Santa Maria spring vegetables are off to a good start, with good spring weather following a mild winter.
“The weather has been ideal for growing,” said Henry Dill, sales manager of Pacific International Marketing Inc., Salinas, Calif.
Pacific International didn’t have any significant weather-related gaps in supplies this season, Dill said. The company markets year-round supplies of broccoli and cauliflower from the Santa Maria growing region. It also markets lettuces, spinach, cilantro, cabbages and other Santa Maria-grown vegetables.
Paul Allen, owner and president of Santa Maria, Calif.-based Main Street Produce, also said the spring weather has been good for growing.
Although Main Street’s fields received about 2 inches of rain in mid-March, rainfall totals for the year were about half of normal. Main Street pumped water from wells to run through its drip irrigation systems, and its crops looked good in late March, Allen said.
Ande Manos, saleswoman for Babé Farms, Santa Maria, said this year has been relatively cool and dry.
“We had some really cold overnight temperatures back in December that really stifled the growth of a lot of root crops and set us back a bit,” she said.
While the crops can handle occasional cold, several consecutive days of low temperatures that can take a toll, she said. Manos said Babé Farms, which uses sprinklers and drip irrigation, had to water its crops “quite a bit more” than usual.
Spring brought better conditions, though, and Babé Farms has better availability of specialty carrots, beets and radishes, Manos said in late March. The company was gearing up for the Easter push for root vegetables.
Dan Sutton, general manager of Pismo-Oceano Vegetable Exchange, Oceano, Calif., also said in late March that Santa Maria-area crops were doing well and vegetable quality was good.
Pismo-Oceano specializes in Asian vegetables, including bok choy, napa cabbage, shanghai (baby) bok choy and broccoli. It also markets lettuce, cabbage, cilantro and parsley.
Because the weather had been mild and dry, the company’s growers didn’t miss many scheduled plantings.
“We’ve been able to get into our fields pretty promptly,” Sutton said.
Because there weren’t many of the usual planting delays, early-season volumes were larger than usual.

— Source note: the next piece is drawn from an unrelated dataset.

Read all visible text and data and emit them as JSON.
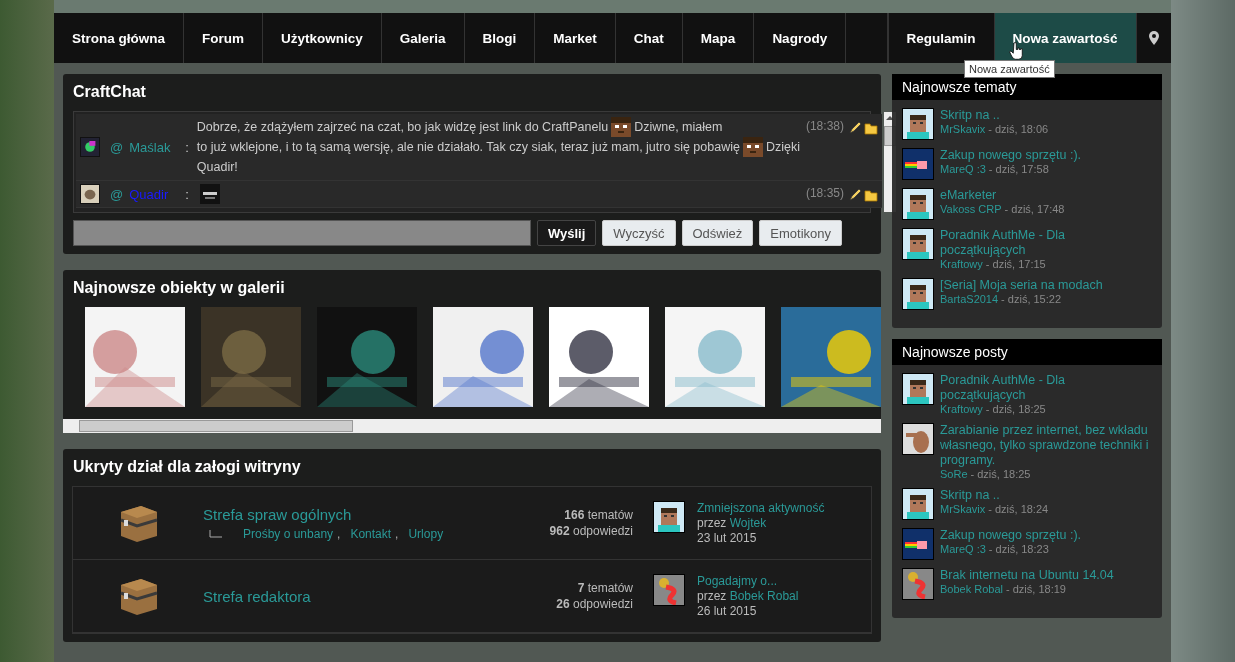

Grower-shippers said demand for Santa Maria spring crops was low initially because of excess supplies from the region and other growing areas.